VICE-ADMIRAL SIR EDWARD HOBART SEYMOUR, G.C.B.
From the time of Rear-Admiral Kuper's assumption of the command in Chinese waters, the active and systematic employment of the Navy on behalf of the corrupt and unworthy government at Pekin, and against rebels who, according to their lights, were struggling for reformation, came to an end.
During the operations against the Ti-pings, the hunting down of Chinese pirates continued, among the officers most active and successful in the work being Commander John Moresby, of the Snake, 4, screw, who captured or destroyed fourteen craft belonging to these freebooters. The Pearl, 21, screw, Captain John Borlase, C.B., was conspicuous in the same kind of service, especially in May and June, 1861. The Cockchafer, 2, screw, Lieutenant Henry Lowe Holder, also distinguished herself.

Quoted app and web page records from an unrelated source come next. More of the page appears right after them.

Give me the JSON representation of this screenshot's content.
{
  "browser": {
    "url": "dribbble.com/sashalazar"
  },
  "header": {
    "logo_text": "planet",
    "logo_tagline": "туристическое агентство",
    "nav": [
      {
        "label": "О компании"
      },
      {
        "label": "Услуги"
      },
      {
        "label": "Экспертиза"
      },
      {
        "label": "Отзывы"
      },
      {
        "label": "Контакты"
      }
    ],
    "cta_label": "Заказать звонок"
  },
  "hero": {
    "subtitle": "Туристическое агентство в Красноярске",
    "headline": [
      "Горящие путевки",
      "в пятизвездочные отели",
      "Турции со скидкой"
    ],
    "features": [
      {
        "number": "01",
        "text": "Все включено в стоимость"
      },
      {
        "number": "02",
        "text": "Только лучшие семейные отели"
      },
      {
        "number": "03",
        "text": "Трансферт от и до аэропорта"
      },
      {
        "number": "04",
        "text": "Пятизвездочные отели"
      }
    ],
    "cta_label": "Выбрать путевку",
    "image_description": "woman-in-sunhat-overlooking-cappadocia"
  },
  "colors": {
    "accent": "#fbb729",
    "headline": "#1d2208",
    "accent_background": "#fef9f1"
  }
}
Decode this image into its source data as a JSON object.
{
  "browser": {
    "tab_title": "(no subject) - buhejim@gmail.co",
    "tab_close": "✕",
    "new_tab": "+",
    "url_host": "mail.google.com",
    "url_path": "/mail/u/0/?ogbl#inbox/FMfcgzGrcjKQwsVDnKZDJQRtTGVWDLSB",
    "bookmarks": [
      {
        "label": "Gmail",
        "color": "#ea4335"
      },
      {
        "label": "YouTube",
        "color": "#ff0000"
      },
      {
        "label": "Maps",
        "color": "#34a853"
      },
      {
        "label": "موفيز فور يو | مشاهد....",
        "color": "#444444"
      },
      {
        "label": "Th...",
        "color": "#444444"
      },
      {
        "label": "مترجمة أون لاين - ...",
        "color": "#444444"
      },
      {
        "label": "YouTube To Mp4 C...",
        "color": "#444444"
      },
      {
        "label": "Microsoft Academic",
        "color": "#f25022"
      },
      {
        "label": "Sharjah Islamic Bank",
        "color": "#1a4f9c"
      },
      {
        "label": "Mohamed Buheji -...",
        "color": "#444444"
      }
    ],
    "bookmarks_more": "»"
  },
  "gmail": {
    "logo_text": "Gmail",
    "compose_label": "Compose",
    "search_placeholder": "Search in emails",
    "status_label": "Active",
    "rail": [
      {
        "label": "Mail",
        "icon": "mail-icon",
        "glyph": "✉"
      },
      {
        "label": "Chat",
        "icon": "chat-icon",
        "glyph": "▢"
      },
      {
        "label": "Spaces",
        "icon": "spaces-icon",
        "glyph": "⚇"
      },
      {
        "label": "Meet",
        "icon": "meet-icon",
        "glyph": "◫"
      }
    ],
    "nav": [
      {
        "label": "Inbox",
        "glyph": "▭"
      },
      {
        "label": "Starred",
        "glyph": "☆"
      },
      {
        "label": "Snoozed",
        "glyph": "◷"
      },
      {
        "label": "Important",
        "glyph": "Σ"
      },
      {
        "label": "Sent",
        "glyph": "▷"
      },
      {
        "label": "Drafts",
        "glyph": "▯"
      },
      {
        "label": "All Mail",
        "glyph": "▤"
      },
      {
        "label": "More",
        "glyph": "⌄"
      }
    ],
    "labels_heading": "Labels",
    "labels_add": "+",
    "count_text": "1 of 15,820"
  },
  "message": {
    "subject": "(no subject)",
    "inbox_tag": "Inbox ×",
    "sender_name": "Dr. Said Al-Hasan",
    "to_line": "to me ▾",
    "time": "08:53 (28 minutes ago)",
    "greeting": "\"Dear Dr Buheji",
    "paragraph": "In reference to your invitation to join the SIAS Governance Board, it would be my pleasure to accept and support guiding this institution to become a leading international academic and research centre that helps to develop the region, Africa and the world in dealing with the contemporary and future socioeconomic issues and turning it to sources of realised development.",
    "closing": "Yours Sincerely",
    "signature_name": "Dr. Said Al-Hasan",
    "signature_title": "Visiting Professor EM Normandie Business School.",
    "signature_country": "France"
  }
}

The scene of operations was, for the most part, off the coast of the province of Kwangtung.